With so much attention focused this week on waiting for the Supreme Court ruling on the Affordable Care Act, it is easy to forget for a moment that we are also waiting for the Stage 2 Meaningful Use final rule, which should be published in July.
The federal government has done a nice job of making the 1,125 public comments on the proposed rule easy to access on Regulations.gov. Just go to the Regulations.gov docket.
I think it’s worthwhile to read through some of the comments, especially from provider organizations, to understand not only the basis for their general support of the meaningful use effort but also the areas of serious concern they have about implementing the rules. Many comments state their support for the concepts but add that the EHR vendors won’t be able to implement them in the timeline suggested.
Several common themes emerge from the comments. First, there are concerns about clinical quality measures. The New York Presbyterian Healthcare System Informatics Council notes that many of the proposed CQMs do not have publicly available specifications. “CQMs should only be released if national and state quality measures are aligned and the standards have been tested and verified.” The council adds that adequate time should be permitted for vendors to modify their EHRs to capture the CQMs and for providers to implement and adopt the CQMs in the EHR, e.g. at least 18 months.
By far, the least popular requirement in the proposed rule is: “More than 10 percent of all unique patients seen by the EP during the EHR reporting period (or their authorized representatives) view, download or transmit to a third party their health information.”
Providers believe they should not be held accountable for patient adoption of the patient portal. A comment from a consortium of specialist organizations asks CMS to eliminate the requirement entirely. While they are supportive of patient portals and the ability for patients to be able to review and update their medical information, they note that: “depending on the EHR vendor product, the incorporation of patient portal capabilities into an EHR is yet an additional cost for providers. Additionally, it may also require practices to spend time educating patients on what they are viewing so they can understand the information without causing confusion. In addition, requiring a measurement of patient use is entirely outside of the control of the EP.”
Other comments shed light on variations at the state level, especially involving public health reporting. The California Primary Care Association agrees with the measures requiring submission of electronic data to immunization registries. However, CPCA notes that: “in California the immunization network, CAIR, is not functioning for all providers.

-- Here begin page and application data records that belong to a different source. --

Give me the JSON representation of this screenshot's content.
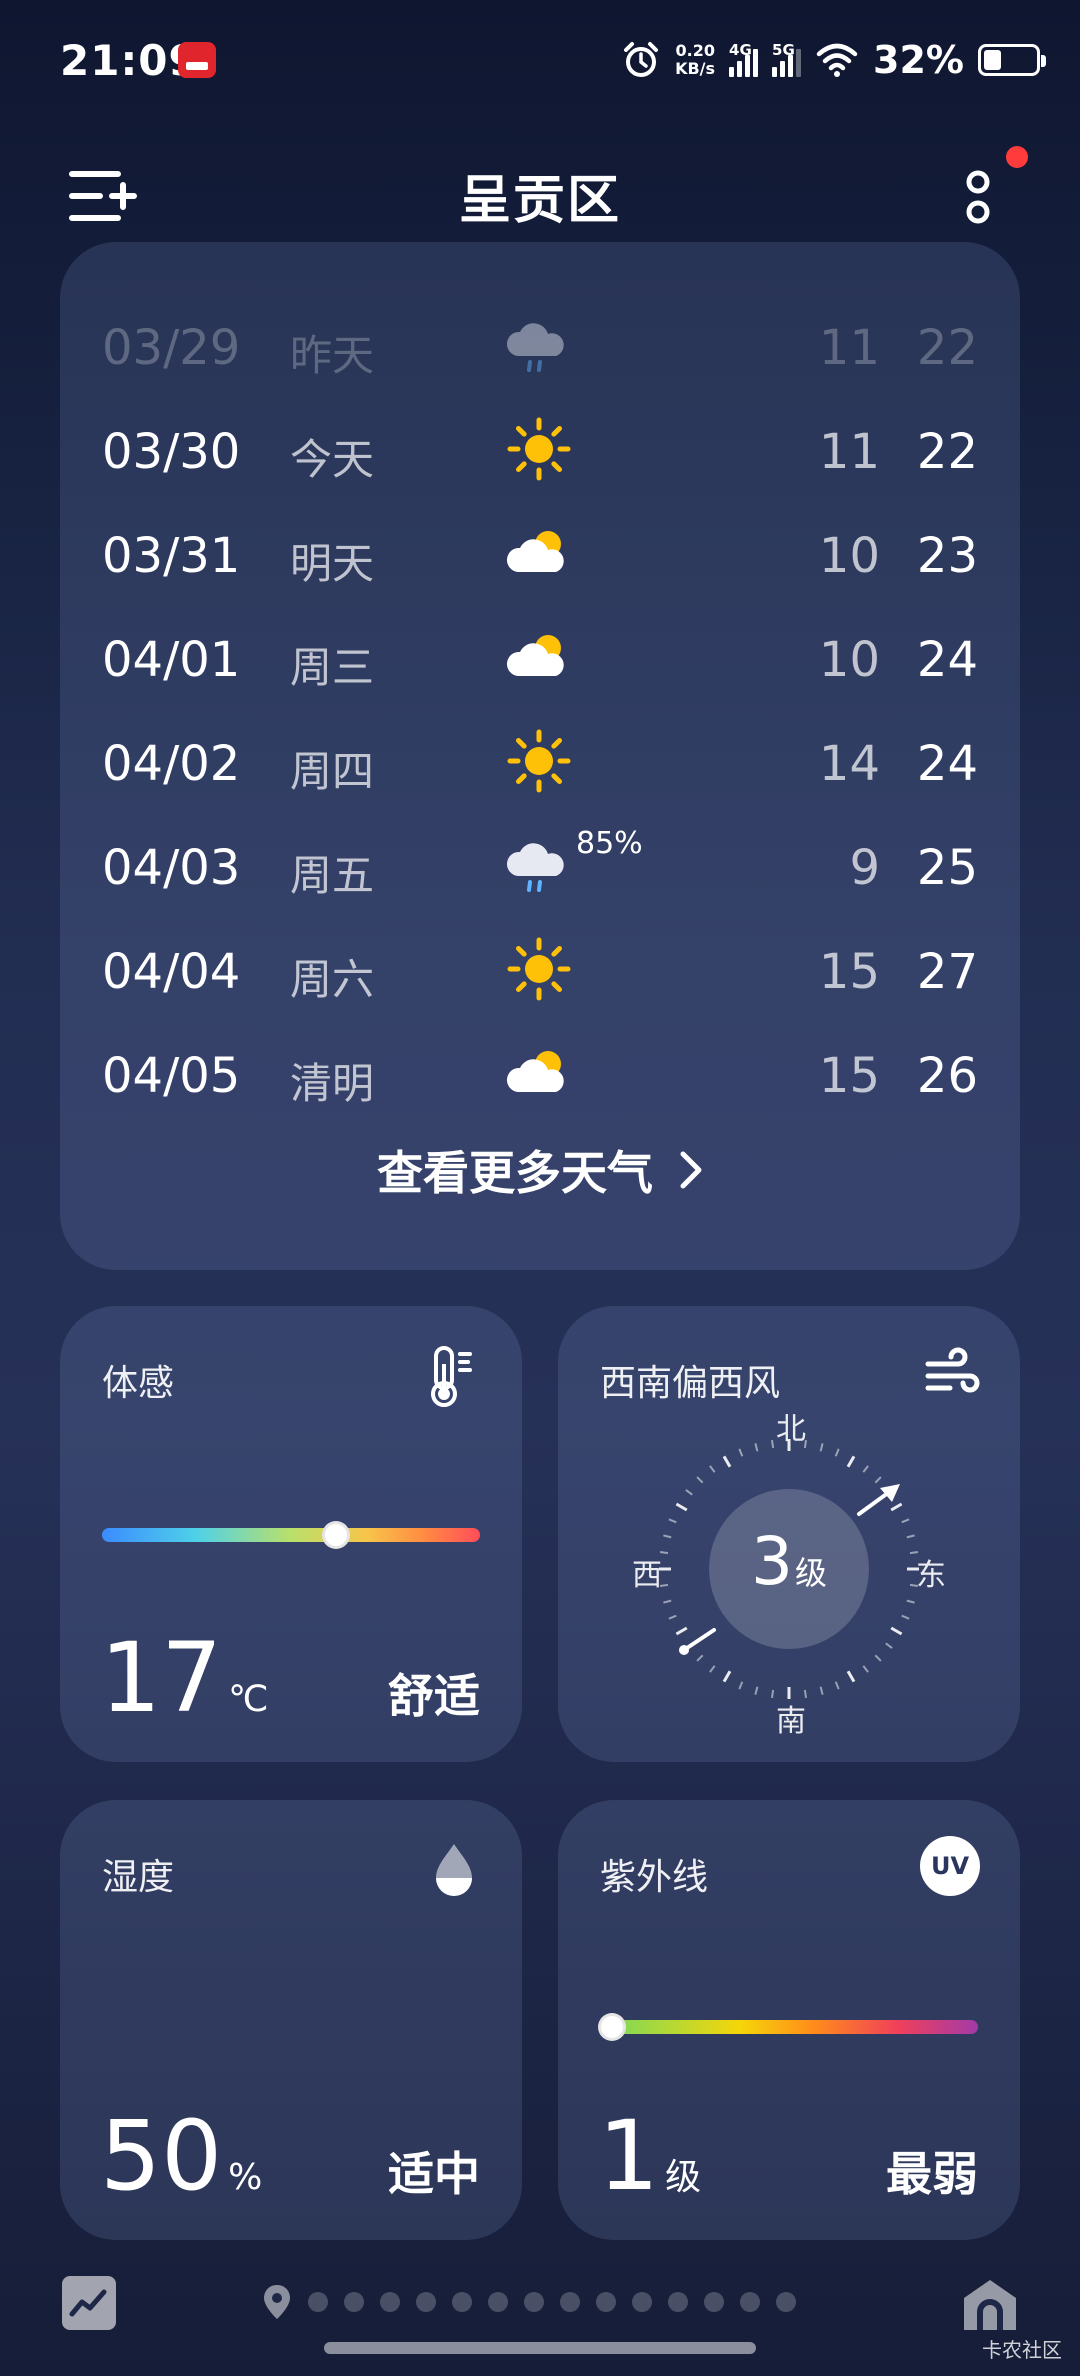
{
  "status_bar": {
    "time": "21:09",
    "net_speed_value": "0.20",
    "net_speed_unit": "KB/s",
    "signal1": "4G",
    "signal2": "5G",
    "battery": "32%"
  },
  "header": {
    "title": "呈贡区"
  },
  "forecast": {
    "rows": [
      {
        "date": "03/29",
        "day": "昨天",
        "icon": "rain-cloud-icon",
        "precip": "",
        "low": "11",
        "high": "22"
      },
      {
        "date": "03/30",
        "day": "今天",
        "icon": "sun-icon",
        "precip": "",
        "low": "11",
        "high": "22"
      },
      {
        "date": "03/31",
        "day": "明天",
        "icon": "partly-cloudy-icon",
        "precip": "",
        "low": "10",
        "high": "23"
      },
      {
        "date": "04/01",
        "day": "周三",
        "icon": "partly-cloudy-icon",
        "precip": "",
        "low": "10",
        "high": "24"
      },
      {
        "date": "04/02",
        "day": "周四",
        "icon": "sun-icon",
        "precip": "",
        "low": "14",
        "high": "24"
      },
      {
        "date": "04/03",
        "day": "周五",
        "icon": "rain-cloud-icon",
        "precip": "85%",
        "low": "9",
        "high": "25"
      },
      {
        "date": "04/04",
        "day": "周六",
        "icon": "sun-icon",
        "precip": "",
        "low": "15",
        "high": "27"
      },
      {
        "date": "04/05",
        "day": "清明",
        "icon": "partly-cloudy-icon",
        "precip": "",
        "low": "15",
        "high": "26"
      }
    ],
    "more_label": "查看更多天气"
  },
  "feels_like": {
    "title": "体感",
    "value": "17",
    "unit": "℃",
    "status": "舒适",
    "level": 0.62
  },
  "wind": {
    "title": "西南偏西风",
    "level": "3",
    "unit": "级",
    "north": "北",
    "south": "南",
    "east": "东",
    "west": "西"
  },
  "humidity": {
    "title": "湿度",
    "value": "50",
    "unit": "%",
    "status": "适中"
  },
  "uv": {
    "title": "紫外线",
    "icon_text": "UV",
    "value": "1",
    "unit": "级",
    "status": "最弱",
    "level": 0.0
  },
  "watermark": "卡农社区"
}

Further, in California there are counties that are carved out of the statewide immunization network, which further exacerbates the difficulties of providers successfully meeting this measure. CPCA recommends that CMS put pressure on states to standardize and streamline this process.
It makes similar observations on the submission of electronic syndromic surveillance data: “CPCA agrees with this measure, however recommends that CMS put pressure on states to standardize and streamline this process. In California all the counties handle syndromic surveillance data differently and most CCHCs do not currently have the capability to submit electronic syndromic surveillance data.”
Of course, consumer groups are equally adamant that CMS shouldn’t buckle to pressure from providers in its efforts to give everyone easy and secure online access to their health information in a timely manner as a core requirement.
As soon as the final rule is published, Healthcare Informatics will report on the impact the comments had and we will reach out to CIOs for reaction.